» **Task to complete**
Please look for the string "Pending" below and report every line in which it occurs.

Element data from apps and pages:
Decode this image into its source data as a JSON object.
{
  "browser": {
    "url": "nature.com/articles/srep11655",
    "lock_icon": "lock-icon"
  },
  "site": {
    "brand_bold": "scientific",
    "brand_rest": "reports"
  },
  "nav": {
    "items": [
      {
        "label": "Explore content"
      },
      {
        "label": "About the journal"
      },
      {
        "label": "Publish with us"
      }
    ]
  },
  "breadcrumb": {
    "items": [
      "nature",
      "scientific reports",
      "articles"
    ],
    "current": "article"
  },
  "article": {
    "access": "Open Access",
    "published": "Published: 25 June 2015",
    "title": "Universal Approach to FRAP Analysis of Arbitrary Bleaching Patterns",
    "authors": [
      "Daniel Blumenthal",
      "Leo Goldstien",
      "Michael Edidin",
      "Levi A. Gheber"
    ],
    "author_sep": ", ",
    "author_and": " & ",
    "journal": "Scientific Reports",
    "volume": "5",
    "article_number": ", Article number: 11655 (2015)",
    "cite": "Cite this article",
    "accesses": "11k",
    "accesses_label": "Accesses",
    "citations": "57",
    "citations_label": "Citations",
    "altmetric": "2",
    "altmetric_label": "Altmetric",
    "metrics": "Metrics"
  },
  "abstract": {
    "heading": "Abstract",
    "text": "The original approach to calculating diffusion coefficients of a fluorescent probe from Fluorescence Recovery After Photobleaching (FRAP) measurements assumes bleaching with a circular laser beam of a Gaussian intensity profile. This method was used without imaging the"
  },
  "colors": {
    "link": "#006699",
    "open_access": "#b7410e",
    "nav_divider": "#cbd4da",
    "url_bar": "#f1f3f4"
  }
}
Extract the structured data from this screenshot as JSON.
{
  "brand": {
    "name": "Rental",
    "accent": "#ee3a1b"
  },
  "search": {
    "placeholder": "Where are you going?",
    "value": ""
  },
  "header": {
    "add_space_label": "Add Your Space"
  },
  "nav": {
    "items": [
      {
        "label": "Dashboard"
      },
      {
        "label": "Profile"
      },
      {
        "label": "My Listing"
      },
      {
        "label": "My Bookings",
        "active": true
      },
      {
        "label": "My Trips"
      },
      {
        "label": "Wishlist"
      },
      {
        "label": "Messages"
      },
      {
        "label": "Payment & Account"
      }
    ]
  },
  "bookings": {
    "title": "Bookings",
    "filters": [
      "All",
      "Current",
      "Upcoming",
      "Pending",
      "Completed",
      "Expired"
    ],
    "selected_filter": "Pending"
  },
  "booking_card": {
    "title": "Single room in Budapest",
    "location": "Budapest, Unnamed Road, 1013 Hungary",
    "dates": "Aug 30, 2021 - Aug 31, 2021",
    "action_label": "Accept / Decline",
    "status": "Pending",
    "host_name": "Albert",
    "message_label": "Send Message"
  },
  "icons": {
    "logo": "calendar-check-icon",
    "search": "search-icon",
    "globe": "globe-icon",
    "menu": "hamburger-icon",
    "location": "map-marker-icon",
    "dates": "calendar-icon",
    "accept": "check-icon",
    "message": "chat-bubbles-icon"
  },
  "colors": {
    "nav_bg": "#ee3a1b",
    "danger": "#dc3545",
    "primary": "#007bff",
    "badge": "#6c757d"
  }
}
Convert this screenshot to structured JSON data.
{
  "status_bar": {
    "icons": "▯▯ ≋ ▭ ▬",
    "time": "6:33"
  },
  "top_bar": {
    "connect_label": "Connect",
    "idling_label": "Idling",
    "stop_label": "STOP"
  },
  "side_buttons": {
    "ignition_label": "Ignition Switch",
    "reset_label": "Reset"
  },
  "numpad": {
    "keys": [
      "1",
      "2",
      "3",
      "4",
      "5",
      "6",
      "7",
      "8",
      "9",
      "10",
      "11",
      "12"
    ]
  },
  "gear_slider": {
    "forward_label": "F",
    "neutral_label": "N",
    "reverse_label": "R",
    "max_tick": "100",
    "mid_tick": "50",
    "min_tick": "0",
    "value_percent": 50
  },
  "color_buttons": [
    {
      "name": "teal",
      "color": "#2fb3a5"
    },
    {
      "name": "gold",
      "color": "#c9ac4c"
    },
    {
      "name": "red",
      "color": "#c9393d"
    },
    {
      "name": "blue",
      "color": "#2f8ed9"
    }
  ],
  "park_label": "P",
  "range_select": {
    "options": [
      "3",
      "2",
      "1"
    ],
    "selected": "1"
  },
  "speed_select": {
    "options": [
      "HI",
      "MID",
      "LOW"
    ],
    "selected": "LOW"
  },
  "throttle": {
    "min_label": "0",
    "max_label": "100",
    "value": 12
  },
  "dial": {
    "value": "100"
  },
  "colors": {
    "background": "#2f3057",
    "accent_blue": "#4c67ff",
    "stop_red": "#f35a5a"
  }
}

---

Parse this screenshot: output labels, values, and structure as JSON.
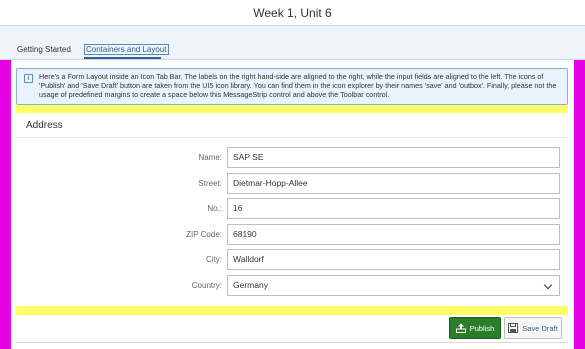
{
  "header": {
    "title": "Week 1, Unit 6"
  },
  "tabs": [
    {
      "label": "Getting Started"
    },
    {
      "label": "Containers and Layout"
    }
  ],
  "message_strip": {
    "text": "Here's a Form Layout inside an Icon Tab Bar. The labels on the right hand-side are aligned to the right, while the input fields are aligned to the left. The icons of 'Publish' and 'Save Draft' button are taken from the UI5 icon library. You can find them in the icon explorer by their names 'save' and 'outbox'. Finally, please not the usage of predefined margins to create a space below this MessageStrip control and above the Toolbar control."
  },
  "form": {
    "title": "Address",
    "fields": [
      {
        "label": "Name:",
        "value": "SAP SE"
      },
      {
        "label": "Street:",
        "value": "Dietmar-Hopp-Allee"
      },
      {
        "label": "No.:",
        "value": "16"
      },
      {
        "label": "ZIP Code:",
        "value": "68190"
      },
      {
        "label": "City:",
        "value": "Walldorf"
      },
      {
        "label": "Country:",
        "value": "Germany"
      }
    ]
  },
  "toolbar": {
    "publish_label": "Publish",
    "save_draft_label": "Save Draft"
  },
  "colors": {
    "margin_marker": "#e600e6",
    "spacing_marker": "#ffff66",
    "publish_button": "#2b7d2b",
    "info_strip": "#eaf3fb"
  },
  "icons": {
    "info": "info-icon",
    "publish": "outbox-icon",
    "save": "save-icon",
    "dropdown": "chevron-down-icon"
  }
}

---

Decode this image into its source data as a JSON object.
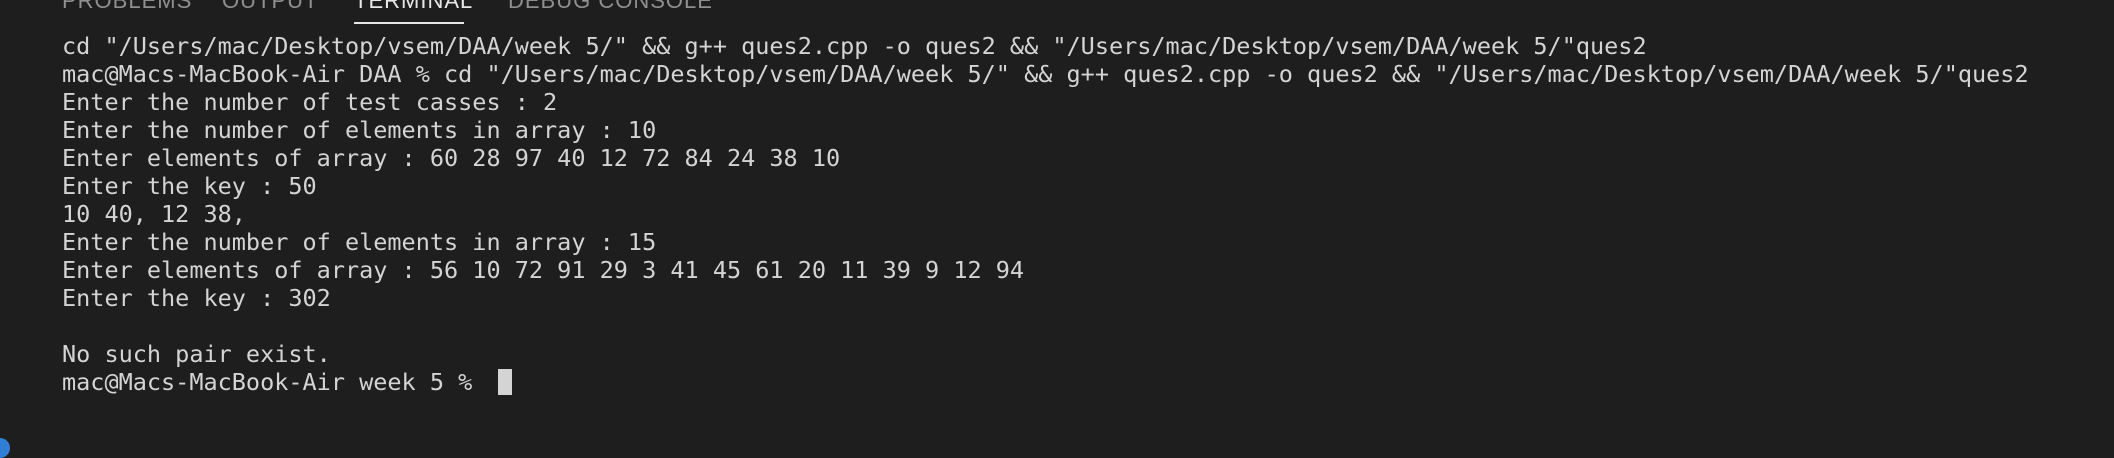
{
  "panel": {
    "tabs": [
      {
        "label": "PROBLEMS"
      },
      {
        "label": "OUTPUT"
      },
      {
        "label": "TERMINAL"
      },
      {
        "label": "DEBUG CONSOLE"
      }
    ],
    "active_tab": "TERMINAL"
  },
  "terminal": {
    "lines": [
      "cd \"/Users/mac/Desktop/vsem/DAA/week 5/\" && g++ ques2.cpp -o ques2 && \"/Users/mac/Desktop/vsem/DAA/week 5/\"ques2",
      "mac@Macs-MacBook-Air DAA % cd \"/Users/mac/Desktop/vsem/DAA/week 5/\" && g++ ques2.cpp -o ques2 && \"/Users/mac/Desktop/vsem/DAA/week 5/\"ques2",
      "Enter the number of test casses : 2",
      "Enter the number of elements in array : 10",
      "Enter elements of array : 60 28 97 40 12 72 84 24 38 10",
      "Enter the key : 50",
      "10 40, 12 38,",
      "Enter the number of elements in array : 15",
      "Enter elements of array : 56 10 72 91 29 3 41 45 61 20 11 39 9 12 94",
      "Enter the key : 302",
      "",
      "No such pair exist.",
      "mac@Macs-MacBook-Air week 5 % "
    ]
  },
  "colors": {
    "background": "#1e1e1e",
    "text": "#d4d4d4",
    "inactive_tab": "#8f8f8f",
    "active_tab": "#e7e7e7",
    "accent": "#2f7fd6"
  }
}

» **Written answer**
      "Pending",
    "selected_filter": "Pending"
    "status": "Pending",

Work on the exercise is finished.